# PROBLEM TO SOLVE
Everything in the data should be repeated exactly, save for the images.

⟨

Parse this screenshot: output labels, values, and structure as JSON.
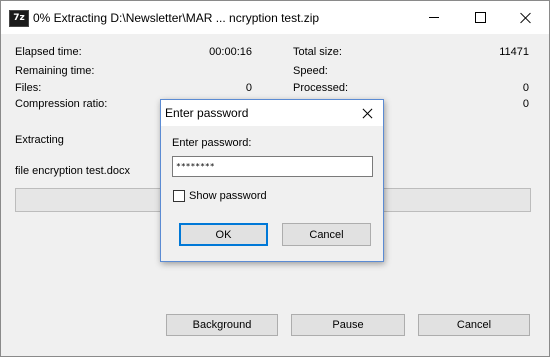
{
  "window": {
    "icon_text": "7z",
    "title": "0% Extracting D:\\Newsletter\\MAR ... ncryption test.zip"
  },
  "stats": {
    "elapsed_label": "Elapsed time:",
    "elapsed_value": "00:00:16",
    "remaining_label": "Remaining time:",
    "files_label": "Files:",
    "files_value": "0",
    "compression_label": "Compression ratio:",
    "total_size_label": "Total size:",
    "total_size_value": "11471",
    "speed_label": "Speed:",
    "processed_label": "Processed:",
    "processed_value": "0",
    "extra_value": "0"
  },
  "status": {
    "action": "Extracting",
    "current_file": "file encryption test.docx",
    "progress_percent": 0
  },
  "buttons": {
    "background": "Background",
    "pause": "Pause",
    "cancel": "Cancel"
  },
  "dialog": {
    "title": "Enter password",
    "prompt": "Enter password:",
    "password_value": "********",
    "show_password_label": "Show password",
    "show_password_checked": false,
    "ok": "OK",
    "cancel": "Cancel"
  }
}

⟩

# TASK RESPONSE
Parse this screenshot: output labels, values, and structure as JSON.
{
  "window": {
    "icon_text": "7z",
    "title": "0% Extracting D:\\Newsletter\\MAR ... ncryption test.zip"
  },
  "stats": {
    "elapsed_label": "Elapsed time:",
    "elapsed_value": "00:00:16",
    "remaining_label": "Remaining time:",
    "files_label": "Files:",
    "files_value": "0",
    "compression_label": "Compression ratio:",
    "total_size_label": "Total size:",
    "total_size_value": "11471",
    "speed_label": "Speed:",
    "processed_label": "Processed:",
    "processed_value": "0",
    "extra_value": "0"
  },
  "status": {
    "action": "Extracting",
    "current_file": "file encryption test.docx",
    "progress_percent": 0
  },
  "buttons": {
    "background": "Background",
    "pause": "Pause",
    "cancel": "Cancel"
  },
  "dialog": {
    "title": "Enter password",
    "prompt": "Enter password:",
    "password_value": "********",
    "show_password_label": "Show password",
    "show_password_checked": false,
    "ok": "OK",
    "cancel": "Cancel"
  }
}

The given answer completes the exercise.